◆ Instructions for the task:
Report all lines of the data below that hold the word "image".

◆ Records to use:
───

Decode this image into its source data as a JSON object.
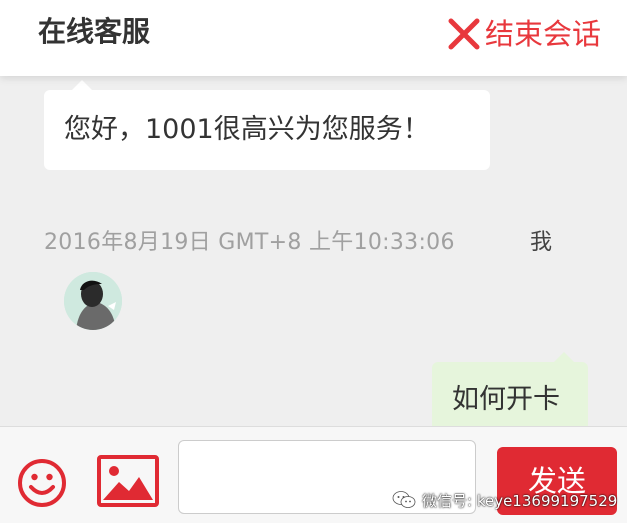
{
  "header": {
    "title": "在线客服",
    "end_label": "结束会话"
  },
  "messages": {
    "agent_text": "您好，1001很高兴为您服务！",
    "timestamp": "2016年8月19日 GMT+8 上午10:33:06",
    "sender": "我",
    "user_text": "如何开卡"
  },
  "composer": {
    "input_value": "",
    "send_label": "发送"
  },
  "watermark": {
    "text": "微信号: keye13699197529"
  },
  "colors": {
    "accent_red": "#e02a33",
    "end_red": "#e8383d",
    "user_bubble": "#e6f5dc",
    "background": "#efefef"
  },
  "icons": [
    "close-icon",
    "emoji-icon",
    "image-icon",
    "wechat-icon"
  ]
}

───

◆ Solution to the exercise:
Decode this image into its source data as a JSON object.
    "image-icon",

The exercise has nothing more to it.